Every entry must be repeated exactly in the answer.

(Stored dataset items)
= Beginning of Section =
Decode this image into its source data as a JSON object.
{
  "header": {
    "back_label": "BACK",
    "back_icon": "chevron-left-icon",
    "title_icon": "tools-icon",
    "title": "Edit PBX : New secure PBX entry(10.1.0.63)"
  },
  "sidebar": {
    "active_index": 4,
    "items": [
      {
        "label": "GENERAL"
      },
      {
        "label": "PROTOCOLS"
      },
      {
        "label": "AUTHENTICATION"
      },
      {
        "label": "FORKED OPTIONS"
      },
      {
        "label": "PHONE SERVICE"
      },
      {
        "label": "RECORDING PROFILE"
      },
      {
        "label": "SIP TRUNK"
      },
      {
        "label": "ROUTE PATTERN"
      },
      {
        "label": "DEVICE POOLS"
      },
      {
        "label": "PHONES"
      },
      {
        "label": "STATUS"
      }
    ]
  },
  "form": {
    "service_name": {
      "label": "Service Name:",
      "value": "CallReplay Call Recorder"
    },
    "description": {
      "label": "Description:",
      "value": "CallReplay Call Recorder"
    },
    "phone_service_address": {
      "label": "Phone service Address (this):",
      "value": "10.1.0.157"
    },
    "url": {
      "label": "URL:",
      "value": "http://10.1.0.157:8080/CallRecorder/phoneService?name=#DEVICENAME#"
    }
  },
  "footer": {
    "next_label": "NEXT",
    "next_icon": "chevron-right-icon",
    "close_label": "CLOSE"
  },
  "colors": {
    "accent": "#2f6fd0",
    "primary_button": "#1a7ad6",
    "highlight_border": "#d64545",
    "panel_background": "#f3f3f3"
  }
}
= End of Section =
» Response area:
Decode this image into its source data as a JSON object.
{
  "header": {
    "back_label": "BACK",
    "back_icon": "chevron-left-icon",
    "title_icon": "tools-icon",
    "title": "Edit PBX : New secure PBX entry(10.1.0.63)"
  },
  "sidebar": {
    "active_index": 4,
    "items": [
      {
        "label": "GENERAL"
      },
      {
        "label": "PROTOCOLS"
      },
      {
        "label": "AUTHENTICATION"
      },
      {
        "label": "FORKED OPTIONS"
      },
      {
        "label": "PHONE SERVICE"
      },
      {
        "label": "RECORDING PROFILE"
      },
      {
        "label": "SIP TRUNK"
      },
      {
        "label": "ROUTE PATTERN"
      },
      {
        "label": "DEVICE POOLS"
      },
      {
        "label": "PHONES"
      },
      {
        "label": "STATUS"
      }
    ]
  },
  "form": {
    "service_name": {
      "label": "Service Name:",
      "value": "CallReplay Call Recorder"
    },
    "description": {
      "label": "Description:",
      "value": "CallReplay Call Recorder"
    },
    "phone_service_address": {
      "label": "Phone service Address (this):",
      "value": "10.1.0.157"
    },
    "url": {
      "label": "URL:",
      "value": "http://10.1.0.157:8080/CallRecorder/phoneService?name=#DEVICENAME#"
    }
  },
  "footer": {
    "next_label": "NEXT",
    "next_icon": "chevron-right-icon",
    "close_label": "CLOSE"
  },
  "colors": {
    "accent": "#2f6fd0",
    "primary_button": "#1a7ad6",
    "highlight_border": "#d64545",
    "panel_background": "#f3f3f3"
  }
}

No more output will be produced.